- What to do
One number is the whole answer: the tally of lines in the records that include the word "this".

- Information shown
────────

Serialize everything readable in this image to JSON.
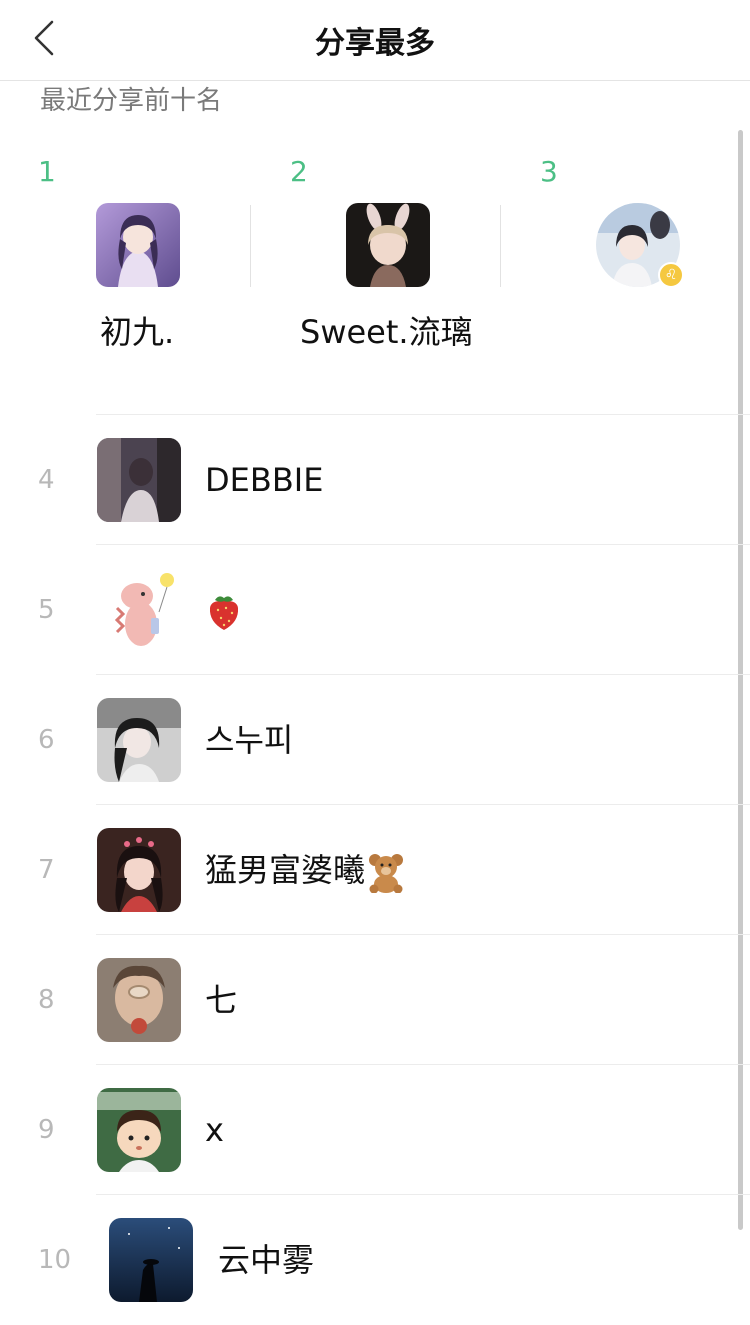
{
  "header": {
    "title": "分享最多",
    "back_icon": "chevron-left-icon"
  },
  "section": {
    "subtitle": "最近分享前十名"
  },
  "top_three": [
    {
      "rank": "1",
      "name": "初九."
    },
    {
      "rank": "2",
      "name": "Sweet.流璃"
    },
    {
      "rank": "3",
      "name": ""
    }
  ],
  "list": [
    {
      "rank": "4",
      "name": "DEBBIE"
    },
    {
      "rank": "5",
      "name": "",
      "emoji": "strawberry-icon"
    },
    {
      "rank": "6",
      "name": "스누피"
    },
    {
      "rank": "7",
      "name": "猛男富婆曦",
      "emoji": "teddy-bear-icon"
    },
    {
      "rank": "8",
      "name": "七"
    },
    {
      "rank": "9",
      "name": "x"
    },
    {
      "rank": "10",
      "name": "云中雾"
    }
  ],
  "colors": {
    "accent_green": "#4cbf85",
    "rank_gray": "#b8b8b8",
    "subtitle_gray": "#7a7a7a",
    "badge_yellow": "#f5c840"
  }
}
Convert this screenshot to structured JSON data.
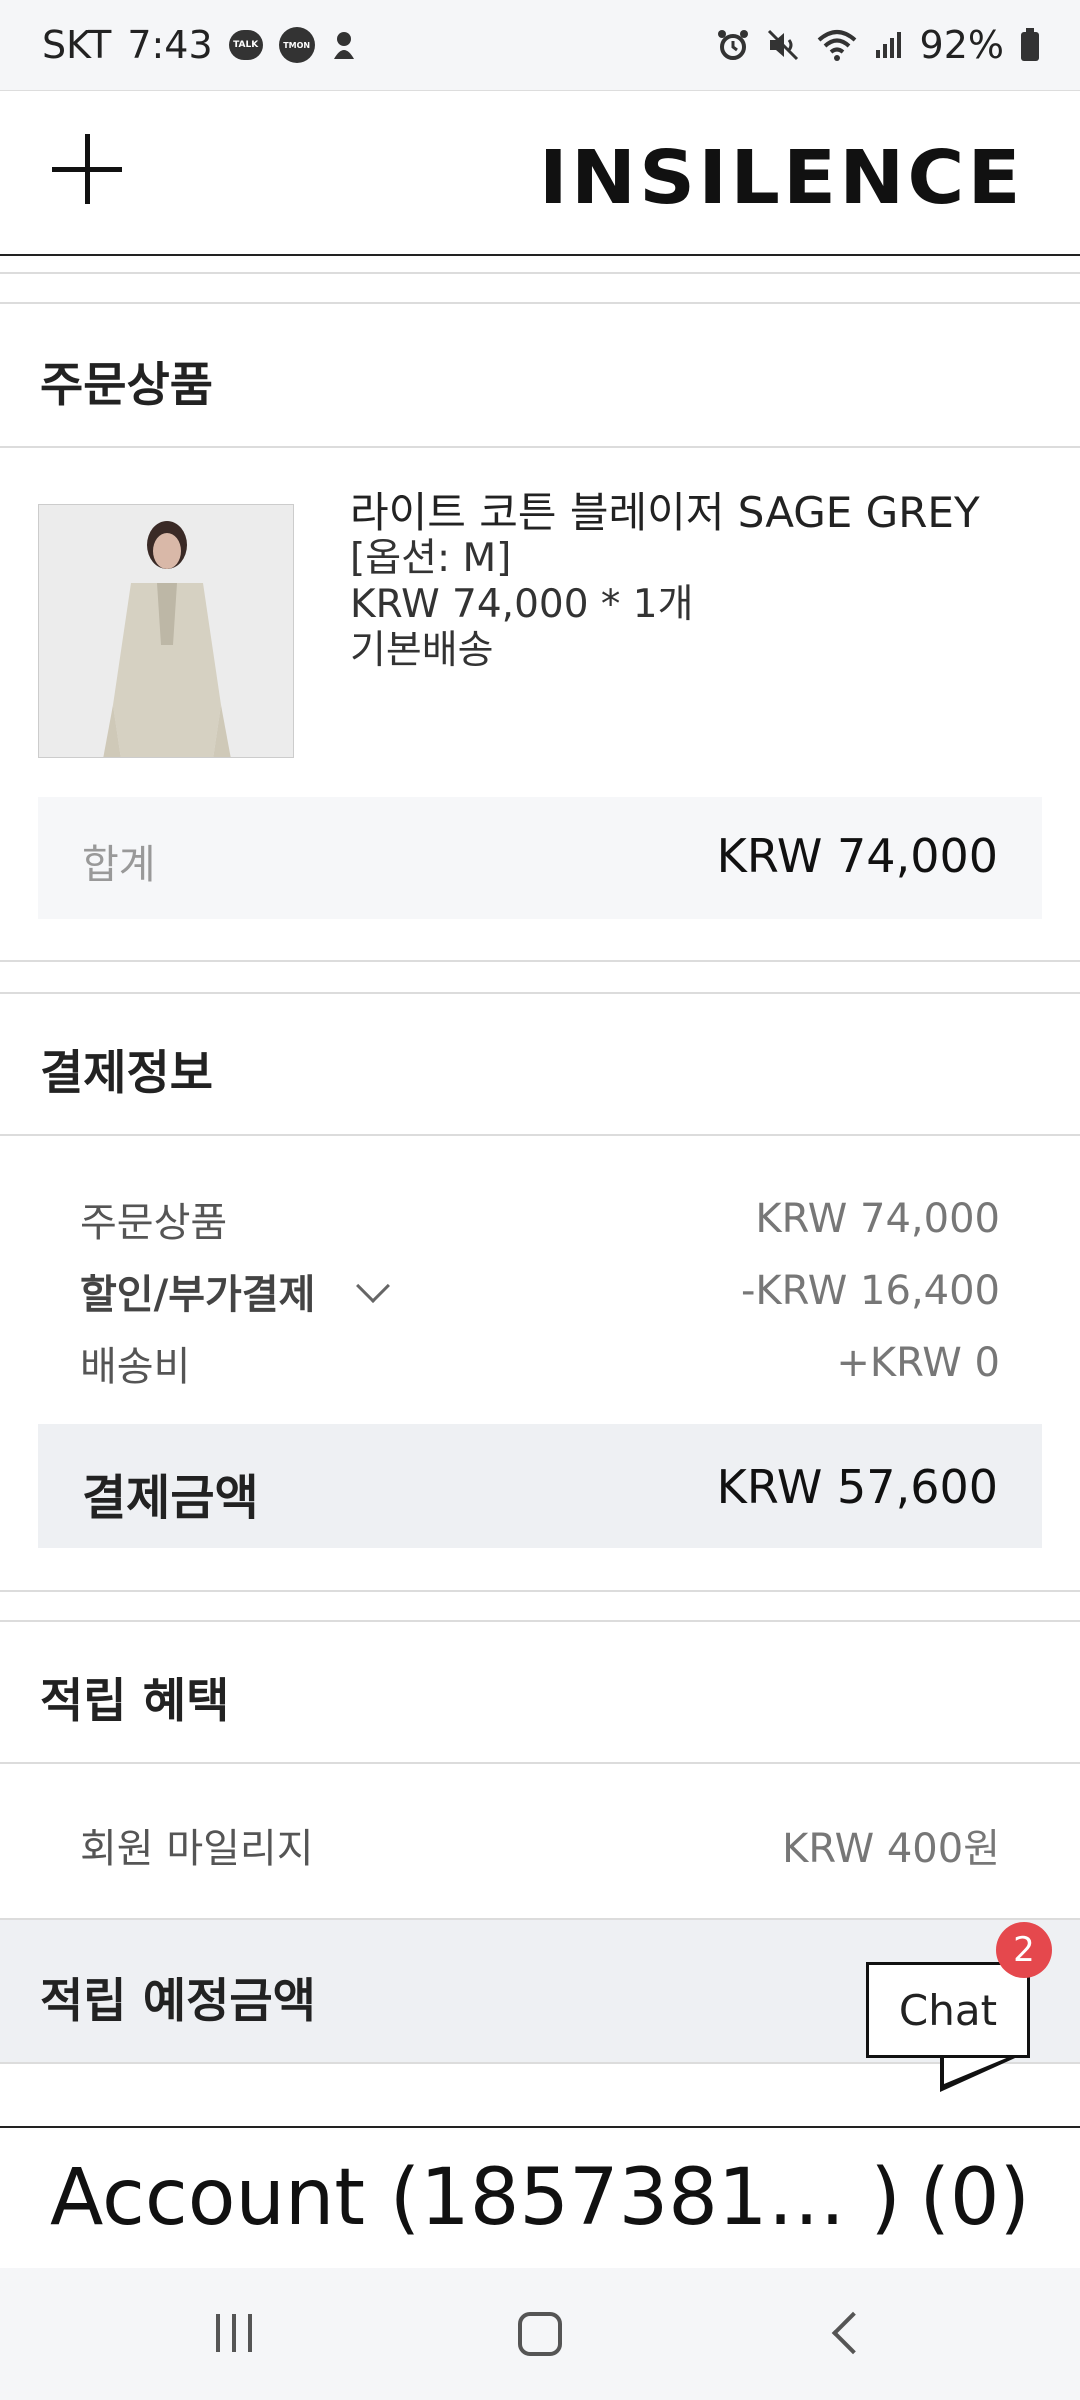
{
  "status_bar": {
    "carrier": "SKT",
    "time": "7:43",
    "app_icons": [
      "kakaotalk-icon",
      "tmon-icon",
      "notification-icon"
    ],
    "talk_text": "TALK",
    "tmon_text": "TMON",
    "system_icons": [
      "alarm-icon",
      "mute-icon",
      "wifi-icon",
      "signal-icon",
      "battery-icon"
    ],
    "battery": "92%"
  },
  "header": {
    "logo": "INSILENCE",
    "menu_icon": "plus-icon"
  },
  "order_section": {
    "title": "주문상품",
    "product": {
      "name": "라이트 코튼 블레이저 SAGE GREY",
      "option": "[옵션: M]",
      "price_qty": "KRW 74,000 *  1개",
      "shipping": "기본배송"
    },
    "total_label": "합계",
    "total_value": "KRW 74,000"
  },
  "payment_section": {
    "title": "결제정보",
    "rows": [
      {
        "label": "주문상품",
        "value": "KRW 74,000"
      },
      {
        "label": "할인/부가결제",
        "value": "-KRW 16,400"
      },
      {
        "label": "배송비",
        "value": "+KRW 0"
      }
    ],
    "pay_label": "결제금액",
    "pay_value": "KRW 57,600"
  },
  "reward_section": {
    "title": "적립 혜택",
    "mileage_label": "회원 마일리지",
    "mileage_value": "KRW 400원",
    "expected_title": "적립 예정금액"
  },
  "chat": {
    "label": "Chat",
    "badge_count": "2"
  },
  "account_bar": {
    "label": "Account (1857381… )",
    "count": "(0)"
  },
  "colors": {
    "accent_badge": "#e5484d",
    "panel_gray": "#eef0f3",
    "light_panel": "#f6f7f9"
  }
}
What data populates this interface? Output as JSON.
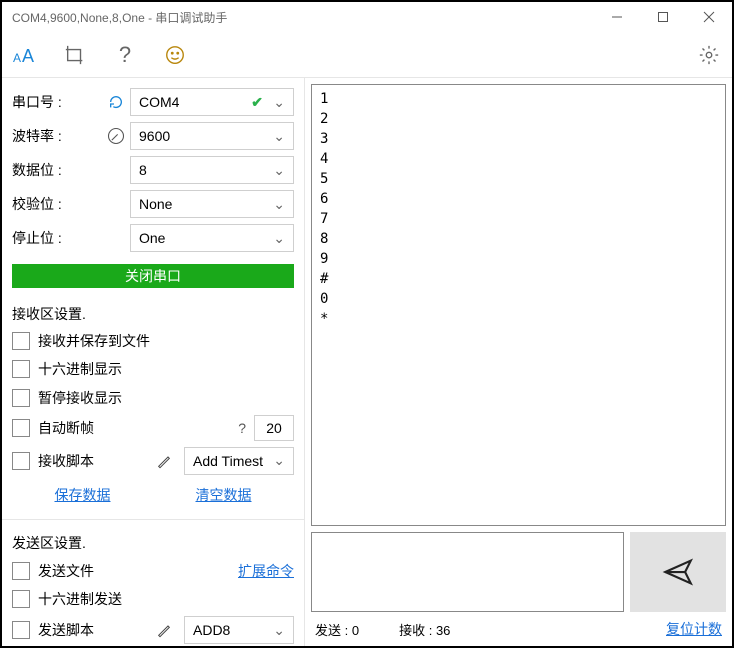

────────

- Final answer
3